++++ Data to use

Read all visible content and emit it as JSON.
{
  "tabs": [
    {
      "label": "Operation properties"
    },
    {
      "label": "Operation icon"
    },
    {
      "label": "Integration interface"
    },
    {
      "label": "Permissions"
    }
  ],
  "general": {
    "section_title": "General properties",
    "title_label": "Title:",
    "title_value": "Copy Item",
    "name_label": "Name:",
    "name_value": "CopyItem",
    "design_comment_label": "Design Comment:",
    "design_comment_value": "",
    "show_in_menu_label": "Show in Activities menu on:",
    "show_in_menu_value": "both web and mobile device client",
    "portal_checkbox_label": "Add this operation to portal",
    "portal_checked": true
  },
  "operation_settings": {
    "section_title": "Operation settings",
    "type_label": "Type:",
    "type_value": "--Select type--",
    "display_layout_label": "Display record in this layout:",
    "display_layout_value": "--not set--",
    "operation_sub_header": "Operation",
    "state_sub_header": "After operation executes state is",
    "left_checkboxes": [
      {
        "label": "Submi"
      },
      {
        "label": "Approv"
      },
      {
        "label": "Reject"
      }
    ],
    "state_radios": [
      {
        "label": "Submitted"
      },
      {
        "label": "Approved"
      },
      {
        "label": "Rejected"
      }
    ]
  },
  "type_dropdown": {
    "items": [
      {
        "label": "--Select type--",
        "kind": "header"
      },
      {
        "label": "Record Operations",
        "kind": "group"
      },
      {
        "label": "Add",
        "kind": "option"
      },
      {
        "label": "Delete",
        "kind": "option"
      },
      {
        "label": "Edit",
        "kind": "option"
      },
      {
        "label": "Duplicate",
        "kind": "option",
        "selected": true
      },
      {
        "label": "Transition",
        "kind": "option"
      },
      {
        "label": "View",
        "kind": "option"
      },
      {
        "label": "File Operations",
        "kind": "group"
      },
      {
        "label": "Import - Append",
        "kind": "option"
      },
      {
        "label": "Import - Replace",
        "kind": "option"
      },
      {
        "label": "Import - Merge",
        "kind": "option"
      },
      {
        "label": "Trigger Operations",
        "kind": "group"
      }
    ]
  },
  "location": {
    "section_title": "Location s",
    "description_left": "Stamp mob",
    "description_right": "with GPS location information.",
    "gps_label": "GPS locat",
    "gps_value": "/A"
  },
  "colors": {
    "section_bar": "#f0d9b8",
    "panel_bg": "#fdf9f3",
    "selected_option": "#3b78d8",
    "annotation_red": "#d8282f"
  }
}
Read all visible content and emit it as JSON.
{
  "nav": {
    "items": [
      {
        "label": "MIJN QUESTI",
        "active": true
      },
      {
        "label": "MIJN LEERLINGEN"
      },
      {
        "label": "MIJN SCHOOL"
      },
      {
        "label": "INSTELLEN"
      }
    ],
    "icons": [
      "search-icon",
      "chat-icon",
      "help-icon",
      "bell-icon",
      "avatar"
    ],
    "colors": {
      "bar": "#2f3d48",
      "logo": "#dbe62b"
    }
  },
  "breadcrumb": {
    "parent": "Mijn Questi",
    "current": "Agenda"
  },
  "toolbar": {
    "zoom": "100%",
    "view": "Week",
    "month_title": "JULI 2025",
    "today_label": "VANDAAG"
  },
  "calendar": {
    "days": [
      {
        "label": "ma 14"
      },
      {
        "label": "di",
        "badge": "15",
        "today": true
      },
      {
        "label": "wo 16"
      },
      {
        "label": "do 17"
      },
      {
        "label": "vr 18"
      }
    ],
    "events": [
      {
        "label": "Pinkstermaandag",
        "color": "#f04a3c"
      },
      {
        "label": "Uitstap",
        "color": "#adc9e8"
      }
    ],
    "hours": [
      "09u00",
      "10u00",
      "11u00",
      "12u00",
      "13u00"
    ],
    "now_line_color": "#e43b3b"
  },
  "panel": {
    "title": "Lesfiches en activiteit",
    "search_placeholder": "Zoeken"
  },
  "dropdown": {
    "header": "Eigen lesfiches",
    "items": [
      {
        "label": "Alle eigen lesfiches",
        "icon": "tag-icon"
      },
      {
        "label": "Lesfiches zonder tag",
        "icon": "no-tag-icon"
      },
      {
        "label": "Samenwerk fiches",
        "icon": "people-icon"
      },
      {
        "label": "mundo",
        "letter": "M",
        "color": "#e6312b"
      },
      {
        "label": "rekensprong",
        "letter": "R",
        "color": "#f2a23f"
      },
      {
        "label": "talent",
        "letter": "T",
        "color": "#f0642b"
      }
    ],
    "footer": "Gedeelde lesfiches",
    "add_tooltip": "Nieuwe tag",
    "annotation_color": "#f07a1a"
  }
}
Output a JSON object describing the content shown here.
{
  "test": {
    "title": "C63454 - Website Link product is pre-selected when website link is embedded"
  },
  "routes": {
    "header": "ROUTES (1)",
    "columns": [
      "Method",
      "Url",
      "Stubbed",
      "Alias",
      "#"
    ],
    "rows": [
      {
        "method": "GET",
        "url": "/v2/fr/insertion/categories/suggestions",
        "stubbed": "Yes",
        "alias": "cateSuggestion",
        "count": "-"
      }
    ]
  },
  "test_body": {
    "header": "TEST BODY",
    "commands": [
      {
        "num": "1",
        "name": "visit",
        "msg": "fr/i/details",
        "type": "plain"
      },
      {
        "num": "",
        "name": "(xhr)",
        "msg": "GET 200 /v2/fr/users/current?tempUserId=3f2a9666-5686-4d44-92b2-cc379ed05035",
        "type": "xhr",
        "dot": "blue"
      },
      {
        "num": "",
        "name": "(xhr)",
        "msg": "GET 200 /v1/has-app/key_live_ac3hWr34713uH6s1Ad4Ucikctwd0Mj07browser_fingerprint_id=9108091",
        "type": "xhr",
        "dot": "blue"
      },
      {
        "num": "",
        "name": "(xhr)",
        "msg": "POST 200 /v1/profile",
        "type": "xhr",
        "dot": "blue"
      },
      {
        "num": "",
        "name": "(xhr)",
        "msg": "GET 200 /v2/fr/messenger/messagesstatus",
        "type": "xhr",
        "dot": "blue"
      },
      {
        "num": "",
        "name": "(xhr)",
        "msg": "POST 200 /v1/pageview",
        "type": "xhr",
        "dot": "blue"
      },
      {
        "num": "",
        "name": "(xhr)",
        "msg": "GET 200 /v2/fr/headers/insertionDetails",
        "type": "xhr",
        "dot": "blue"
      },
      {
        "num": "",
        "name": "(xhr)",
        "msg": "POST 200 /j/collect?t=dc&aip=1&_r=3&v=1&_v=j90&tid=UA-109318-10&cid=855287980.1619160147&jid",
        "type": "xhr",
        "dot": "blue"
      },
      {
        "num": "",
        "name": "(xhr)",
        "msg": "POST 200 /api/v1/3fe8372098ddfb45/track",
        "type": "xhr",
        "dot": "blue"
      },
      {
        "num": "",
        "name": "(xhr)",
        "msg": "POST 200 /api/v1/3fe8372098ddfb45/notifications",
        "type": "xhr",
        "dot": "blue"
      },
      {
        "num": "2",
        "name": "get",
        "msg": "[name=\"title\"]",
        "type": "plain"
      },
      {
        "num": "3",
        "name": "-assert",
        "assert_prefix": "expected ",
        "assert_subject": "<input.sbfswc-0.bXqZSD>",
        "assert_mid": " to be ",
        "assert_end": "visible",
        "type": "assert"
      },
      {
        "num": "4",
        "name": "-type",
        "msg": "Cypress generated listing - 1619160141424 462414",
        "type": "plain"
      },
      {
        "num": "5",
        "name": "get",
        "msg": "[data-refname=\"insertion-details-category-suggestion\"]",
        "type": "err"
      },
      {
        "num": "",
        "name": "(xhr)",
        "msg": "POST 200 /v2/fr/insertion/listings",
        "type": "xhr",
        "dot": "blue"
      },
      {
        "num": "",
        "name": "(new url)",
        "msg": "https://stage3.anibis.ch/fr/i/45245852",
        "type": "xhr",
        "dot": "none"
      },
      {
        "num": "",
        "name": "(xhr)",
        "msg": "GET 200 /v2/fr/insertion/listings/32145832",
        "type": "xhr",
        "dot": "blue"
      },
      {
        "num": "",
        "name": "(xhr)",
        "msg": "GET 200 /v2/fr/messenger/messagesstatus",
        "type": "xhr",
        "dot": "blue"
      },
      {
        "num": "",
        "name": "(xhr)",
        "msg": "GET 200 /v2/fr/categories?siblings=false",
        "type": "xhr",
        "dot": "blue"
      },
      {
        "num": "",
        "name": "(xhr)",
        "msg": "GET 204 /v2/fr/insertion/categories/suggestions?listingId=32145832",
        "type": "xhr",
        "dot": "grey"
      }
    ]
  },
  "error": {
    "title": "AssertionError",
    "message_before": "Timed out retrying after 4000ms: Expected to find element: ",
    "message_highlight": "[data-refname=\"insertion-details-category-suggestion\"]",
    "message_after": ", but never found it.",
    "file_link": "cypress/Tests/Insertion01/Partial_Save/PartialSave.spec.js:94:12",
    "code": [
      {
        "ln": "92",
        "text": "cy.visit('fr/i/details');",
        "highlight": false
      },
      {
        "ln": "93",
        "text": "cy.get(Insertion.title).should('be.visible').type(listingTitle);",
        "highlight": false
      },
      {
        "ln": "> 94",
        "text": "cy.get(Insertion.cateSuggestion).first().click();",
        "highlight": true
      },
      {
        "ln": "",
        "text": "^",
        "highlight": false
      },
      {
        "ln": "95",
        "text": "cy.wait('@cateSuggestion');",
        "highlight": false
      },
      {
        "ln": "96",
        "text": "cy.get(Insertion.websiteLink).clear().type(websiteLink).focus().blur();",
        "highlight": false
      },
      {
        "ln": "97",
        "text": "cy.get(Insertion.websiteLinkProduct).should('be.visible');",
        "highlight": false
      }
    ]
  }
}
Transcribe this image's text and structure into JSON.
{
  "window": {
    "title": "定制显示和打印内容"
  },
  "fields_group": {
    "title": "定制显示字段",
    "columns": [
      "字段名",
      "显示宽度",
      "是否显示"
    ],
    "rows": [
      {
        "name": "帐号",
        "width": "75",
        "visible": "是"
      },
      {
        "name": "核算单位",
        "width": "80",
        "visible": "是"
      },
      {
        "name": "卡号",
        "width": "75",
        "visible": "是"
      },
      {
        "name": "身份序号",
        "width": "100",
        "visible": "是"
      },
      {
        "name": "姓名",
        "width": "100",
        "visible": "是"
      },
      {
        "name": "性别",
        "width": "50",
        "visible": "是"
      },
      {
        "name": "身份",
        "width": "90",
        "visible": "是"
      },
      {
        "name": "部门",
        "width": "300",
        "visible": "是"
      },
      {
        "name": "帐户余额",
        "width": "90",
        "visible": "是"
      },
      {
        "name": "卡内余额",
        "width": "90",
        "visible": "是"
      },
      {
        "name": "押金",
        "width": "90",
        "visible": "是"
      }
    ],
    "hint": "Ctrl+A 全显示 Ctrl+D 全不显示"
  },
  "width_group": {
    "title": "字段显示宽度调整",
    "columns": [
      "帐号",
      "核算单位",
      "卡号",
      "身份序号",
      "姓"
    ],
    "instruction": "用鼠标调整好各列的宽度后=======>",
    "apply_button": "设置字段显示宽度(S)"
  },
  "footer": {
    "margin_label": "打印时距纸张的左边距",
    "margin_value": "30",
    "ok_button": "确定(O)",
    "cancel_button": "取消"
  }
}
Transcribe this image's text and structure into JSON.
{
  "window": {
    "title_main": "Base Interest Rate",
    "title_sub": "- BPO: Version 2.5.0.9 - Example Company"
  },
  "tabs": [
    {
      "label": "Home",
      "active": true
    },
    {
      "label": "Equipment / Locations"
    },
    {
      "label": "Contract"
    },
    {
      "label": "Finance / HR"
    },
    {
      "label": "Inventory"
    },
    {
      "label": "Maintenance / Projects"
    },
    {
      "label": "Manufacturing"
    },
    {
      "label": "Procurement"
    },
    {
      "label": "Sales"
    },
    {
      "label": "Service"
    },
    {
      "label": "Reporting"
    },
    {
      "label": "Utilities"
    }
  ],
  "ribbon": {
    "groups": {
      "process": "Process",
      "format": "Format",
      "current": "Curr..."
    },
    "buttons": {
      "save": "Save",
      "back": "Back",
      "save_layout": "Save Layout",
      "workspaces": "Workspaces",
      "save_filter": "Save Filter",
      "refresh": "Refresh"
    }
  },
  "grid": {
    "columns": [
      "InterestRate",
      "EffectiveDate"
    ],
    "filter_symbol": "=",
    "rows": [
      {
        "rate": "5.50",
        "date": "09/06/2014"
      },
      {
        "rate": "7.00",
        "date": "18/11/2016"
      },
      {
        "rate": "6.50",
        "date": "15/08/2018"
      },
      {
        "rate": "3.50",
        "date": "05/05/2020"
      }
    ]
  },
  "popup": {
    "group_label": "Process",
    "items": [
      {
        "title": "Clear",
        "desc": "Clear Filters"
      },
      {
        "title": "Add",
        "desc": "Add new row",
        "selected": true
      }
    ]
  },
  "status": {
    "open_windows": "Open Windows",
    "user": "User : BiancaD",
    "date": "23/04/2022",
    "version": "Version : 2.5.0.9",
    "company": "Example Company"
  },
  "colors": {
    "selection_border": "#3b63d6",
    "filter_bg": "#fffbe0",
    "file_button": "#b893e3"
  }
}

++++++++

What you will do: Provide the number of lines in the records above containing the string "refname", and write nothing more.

Answer to the exercise: 2